▶ [What this task involves]:
Copy out all of the data below exactly, so that no word differs from the original.

▶ [Exercise inputs]:
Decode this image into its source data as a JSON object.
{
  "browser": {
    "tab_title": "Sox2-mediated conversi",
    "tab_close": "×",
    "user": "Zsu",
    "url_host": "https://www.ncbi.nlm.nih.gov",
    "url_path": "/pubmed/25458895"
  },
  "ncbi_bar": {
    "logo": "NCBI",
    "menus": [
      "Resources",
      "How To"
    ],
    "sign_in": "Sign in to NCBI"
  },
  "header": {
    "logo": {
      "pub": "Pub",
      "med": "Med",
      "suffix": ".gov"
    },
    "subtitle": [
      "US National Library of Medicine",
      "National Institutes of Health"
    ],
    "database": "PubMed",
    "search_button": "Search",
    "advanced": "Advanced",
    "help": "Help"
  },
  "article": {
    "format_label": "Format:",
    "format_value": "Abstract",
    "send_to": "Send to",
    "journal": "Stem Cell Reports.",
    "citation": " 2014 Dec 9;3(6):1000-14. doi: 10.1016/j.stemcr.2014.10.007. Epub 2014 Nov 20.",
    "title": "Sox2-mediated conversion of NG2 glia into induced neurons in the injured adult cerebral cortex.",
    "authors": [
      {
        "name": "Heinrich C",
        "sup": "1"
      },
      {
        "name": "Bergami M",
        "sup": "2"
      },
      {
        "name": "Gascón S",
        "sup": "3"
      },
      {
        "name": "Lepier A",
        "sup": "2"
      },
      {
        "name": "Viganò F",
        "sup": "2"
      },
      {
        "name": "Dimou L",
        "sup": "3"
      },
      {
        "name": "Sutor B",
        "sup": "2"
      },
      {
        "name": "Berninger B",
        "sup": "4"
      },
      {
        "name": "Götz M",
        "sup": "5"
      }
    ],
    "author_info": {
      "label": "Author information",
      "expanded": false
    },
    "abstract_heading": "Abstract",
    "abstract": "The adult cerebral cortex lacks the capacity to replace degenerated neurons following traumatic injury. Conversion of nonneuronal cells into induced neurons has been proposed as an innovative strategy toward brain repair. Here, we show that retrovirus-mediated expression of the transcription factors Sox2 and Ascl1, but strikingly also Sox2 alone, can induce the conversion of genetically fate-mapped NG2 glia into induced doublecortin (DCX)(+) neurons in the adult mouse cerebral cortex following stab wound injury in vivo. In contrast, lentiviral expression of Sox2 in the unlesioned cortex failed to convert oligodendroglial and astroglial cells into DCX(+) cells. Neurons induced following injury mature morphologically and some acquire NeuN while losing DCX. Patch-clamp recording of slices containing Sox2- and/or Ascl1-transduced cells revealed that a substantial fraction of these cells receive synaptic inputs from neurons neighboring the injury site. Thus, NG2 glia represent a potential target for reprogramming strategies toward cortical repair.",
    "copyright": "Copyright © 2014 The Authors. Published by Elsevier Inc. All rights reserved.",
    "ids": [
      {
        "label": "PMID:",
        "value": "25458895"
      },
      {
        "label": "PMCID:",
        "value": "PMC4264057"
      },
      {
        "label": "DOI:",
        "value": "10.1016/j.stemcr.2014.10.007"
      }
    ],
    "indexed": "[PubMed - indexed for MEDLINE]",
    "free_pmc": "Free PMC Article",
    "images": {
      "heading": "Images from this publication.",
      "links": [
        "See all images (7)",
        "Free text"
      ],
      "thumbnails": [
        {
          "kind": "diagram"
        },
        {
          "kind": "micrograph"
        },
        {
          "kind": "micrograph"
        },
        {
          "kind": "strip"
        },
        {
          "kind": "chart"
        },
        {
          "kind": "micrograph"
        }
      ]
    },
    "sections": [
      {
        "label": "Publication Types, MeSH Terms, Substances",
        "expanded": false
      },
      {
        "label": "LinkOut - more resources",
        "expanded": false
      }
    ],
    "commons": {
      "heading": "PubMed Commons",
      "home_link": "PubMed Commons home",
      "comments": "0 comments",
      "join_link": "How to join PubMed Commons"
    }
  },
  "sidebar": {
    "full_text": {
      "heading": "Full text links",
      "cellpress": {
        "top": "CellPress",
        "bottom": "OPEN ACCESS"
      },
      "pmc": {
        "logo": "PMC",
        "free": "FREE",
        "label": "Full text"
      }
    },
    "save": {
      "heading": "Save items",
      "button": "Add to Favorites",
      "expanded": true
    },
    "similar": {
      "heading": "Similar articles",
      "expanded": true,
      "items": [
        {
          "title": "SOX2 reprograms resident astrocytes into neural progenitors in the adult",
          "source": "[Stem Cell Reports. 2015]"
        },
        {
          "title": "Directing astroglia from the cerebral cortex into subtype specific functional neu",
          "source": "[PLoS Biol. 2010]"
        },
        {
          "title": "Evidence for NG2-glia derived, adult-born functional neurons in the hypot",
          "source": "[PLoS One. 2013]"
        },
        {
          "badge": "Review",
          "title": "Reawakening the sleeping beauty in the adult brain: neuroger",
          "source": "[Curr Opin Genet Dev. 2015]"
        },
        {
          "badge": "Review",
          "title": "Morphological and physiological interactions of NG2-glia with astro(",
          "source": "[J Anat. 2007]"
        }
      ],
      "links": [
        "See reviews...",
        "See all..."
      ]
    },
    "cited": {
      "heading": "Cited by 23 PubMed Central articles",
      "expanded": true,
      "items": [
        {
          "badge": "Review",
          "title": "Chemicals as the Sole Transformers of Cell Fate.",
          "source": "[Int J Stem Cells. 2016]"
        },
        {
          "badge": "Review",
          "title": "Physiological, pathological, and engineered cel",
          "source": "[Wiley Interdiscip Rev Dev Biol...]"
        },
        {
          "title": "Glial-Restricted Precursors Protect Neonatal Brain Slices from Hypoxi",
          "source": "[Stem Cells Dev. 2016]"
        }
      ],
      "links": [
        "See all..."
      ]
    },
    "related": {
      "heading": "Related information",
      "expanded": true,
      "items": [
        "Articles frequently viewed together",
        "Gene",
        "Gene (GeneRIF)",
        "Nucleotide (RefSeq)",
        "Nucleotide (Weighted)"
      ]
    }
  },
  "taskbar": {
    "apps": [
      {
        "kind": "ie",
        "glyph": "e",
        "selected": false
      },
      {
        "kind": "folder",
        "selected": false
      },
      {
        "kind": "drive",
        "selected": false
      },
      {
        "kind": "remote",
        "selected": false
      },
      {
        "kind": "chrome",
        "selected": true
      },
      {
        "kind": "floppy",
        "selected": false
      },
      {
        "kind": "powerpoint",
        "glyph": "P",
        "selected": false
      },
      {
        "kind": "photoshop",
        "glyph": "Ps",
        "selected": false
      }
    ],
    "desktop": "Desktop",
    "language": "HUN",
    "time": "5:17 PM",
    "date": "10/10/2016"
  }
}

▶ [The answer]:
Decode this image into its source data as a JSON object.
{
  "browser": {
    "tab_title": "Sox2-mediated conversi",
    "tab_close": "×",
    "user": "Zsu",
    "url_host": "https://www.ncbi.nlm.nih.gov",
    "url_path": "/pubmed/25458895"
  },
  "ncbi_bar": {
    "logo": "NCBI",
    "menus": [
      "Resources",
      "How To"
    ],
    "sign_in": "Sign in to NCBI"
  },
  "header": {
    "logo": {
      "pub": "Pub",
      "med": "Med",
      "suffix": ".gov"
    },
    "subtitle": [
      "US National Library of Medicine",
      "National Institutes of Health"
    ],
    "database": "PubMed",
    "search_button": "Search",
    "advanced": "Advanced",
    "help": "Help"
  },
  "article": {
    "format_label": "Format:",
    "format_value": "Abstract",
    "send_to": "Send to",
    "journal": "Stem Cell Reports.",
    "citation": " 2014 Dec 9;3(6):1000-14. doi: 10.1016/j.stemcr.2014.10.007. Epub 2014 Nov 20.",
    "title": "Sox2-mediated conversion of NG2 glia into induced neurons in the injured adult cerebral cortex.",
    "authors": [
      {
        "name": "Heinrich C",
        "sup": "1"
      },
      {
        "name": "Bergami M",
        "sup": "2"
      },
      {
        "name": "Gascón S",
        "sup": "3"
      },
      {
        "name": "Lepier A",
        "sup": "2"
      },
      {
        "name": "Viganò F",
        "sup": "2"
      },
      {
        "name": "Dimou L",
        "sup": "3"
      },
      {
        "name": "Sutor B",
        "sup": "2"
      },
      {
        "name": "Berninger B",
        "sup": "4"
      },
      {
        "name": "Götz M",
        "sup": "5"
      }
    ],
    "author_info": {
      "label": "Author information",
      "expanded": false
    },
    "abstract_heading": "Abstract",
    "abstract": "The adult cerebral cortex lacks the capacity to replace degenerated neurons following traumatic injury. Conversion of nonneuronal cells into induced neurons has been proposed as an innovative strategy toward brain repair. Here, we show that retrovirus-mediated expression of the transcription factors Sox2 and Ascl1, but strikingly also Sox2 alone, can induce the conversion of genetically fate-mapped NG2 glia into induced doublecortin (DCX)(+) neurons in the adult mouse cerebral cortex following stab wound injury in vivo. In contrast, lentiviral expression of Sox2 in the unlesioned cortex failed to convert oligodendroglial and astroglial cells into DCX(+) cells. Neurons induced following injury mature morphologically and some acquire NeuN while losing DCX. Patch-clamp recording of slices containing Sox2- and/or Ascl1-transduced cells revealed that a substantial fraction of these cells receive synaptic inputs from neurons neighboring the injury site. Thus, NG2 glia represent a potential target for reprogramming strategies toward cortical repair.",
    "copyright": "Copyright © 2014 The Authors. Published by Elsevier Inc. All rights reserved.",
    "ids": [
      {
        "label": "PMID:",
        "value": "25458895"
      },
      {
        "label": "PMCID:",
        "value": "PMC4264057"
      },
      {
        "label": "DOI:",
        "value": "10.1016/j.stemcr.2014.10.007"
      }
    ],
    "indexed": "[PubMed - indexed for MEDLINE]",
    "free_pmc": "Free PMC Article",
    "images": {
      "heading": "Images from this publication.",
      "links": [
        "See all images (7)",
        "Free text"
      ],
      "thumbnails": [
        {
          "kind": "diagram"
        },
        {
          "kind": "micrograph"
        },
        {
          "kind": "micrograph"
        },
        {
          "kind": "strip"
        },
        {
          "kind": "chart"
        },
        {
          "kind": "micrograph"
        }
      ]
    },
    "sections": [
      {
        "label": "Publication Types, MeSH Terms, Substances",
        "expanded": false
      },
      {
        "label": "LinkOut - more resources",
        "expanded": false
      }
    ],
    "commons": {
      "heading": "PubMed Commons",
      "home_link": "PubMed Commons home",
      "comments": "0 comments",
      "join_link": "How to join PubMed Commons"
    }
  },
  "sidebar": {
    "full_text": {
      "heading": "Full text links",
      "cellpress": {
        "top": "CellPress",
        "bottom": "OPEN ACCESS"
      },
      "pmc": {
        "logo": "PMC",
        "free": "FREE",
        "label": "Full text"
      }
    },
    "save": {
      "heading": "Save items",
      "button": "Add to Favorites",
      "expanded": true
    },
    "similar": {
      "heading": "Similar articles",
      "expanded": true,
      "items": [
        {
          "title": "SOX2 reprograms resident astrocytes into neural progenitors in the adult",
          "source": "[Stem Cell Reports. 2015]"
        },
        {
          "title": "Directing astroglia from the cerebral cortex into subtype specific functional neu",
          "source": "[PLoS Biol. 2010]"
        },
        {
          "title": "Evidence for NG2-glia derived, adult-born functional neurons in the hypot",
          "source": "[PLoS One. 2013]"
        },
        {
          "badge": "Review",
          "title": "Reawakening the sleeping beauty in the adult brain: neuroger",
          "source": "[Curr Opin Genet Dev. 2015]"
        },
        {
          "badge": "Review",
          "title": "Morphological and physiological interactions of NG2-glia with astro(",
          "source": "[J Anat. 2007]"
        }
      ],
      "links": [
        "See reviews...",
        "See all..."
      ]
    },
    "cited": {
      "heading": "Cited by 23 PubMed Central articles",
      "expanded": true,
      "items": [
        {
          "badge": "Review",
          "title": "Chemicals as the Sole Transformers of Cell Fate.",
          "source": "[Int J Stem Cells. 2016]"
        },
        {
          "badge": "Review",
          "title": "Physiological, pathological, and engineered cel",
          "source": "[Wiley Interdiscip Rev Dev Biol...]"
        },
        {
          "title": "Glial-Restricted Precursors Protect Neonatal Brain Slices from Hypoxi",
          "source": "[Stem Cells Dev. 2016]"
        }
      ],
      "links": [
        "See all..."
      ]
    },
    "related": {
      "heading": "Related information",
      "expanded": true,
      "items": [
        "Articles frequently viewed together",
        "Gene",
        "Gene (GeneRIF)",
        "Nucleotide (RefSeq)",
        "Nucleotide (Weighted)"
      ]
    }
  },
  "taskbar": {
    "apps": [
      {
        "kind": "ie",
        "glyph": "e",
        "selected": false
      },
      {
        "kind": "folder",
        "selected": false
      },
      {
        "kind": "drive",
        "selected": false
      },
      {
        "kind": "remote",
        "selected": false
      },
      {
        "kind": "chrome",
        "selected": true
      },
      {
        "kind": "floppy",
        "selected": false
      },
      {
        "kind": "powerpoint",
        "glyph": "P",
        "selected": false
      },
      {
        "kind": "photoshop",
        "glyph": "Ps",
        "selected": false
      }
    ],
    "desktop": "Desktop",
    "language": "HUN",
    "time": "5:17 PM",
    "date": "10/10/2016"
  }
}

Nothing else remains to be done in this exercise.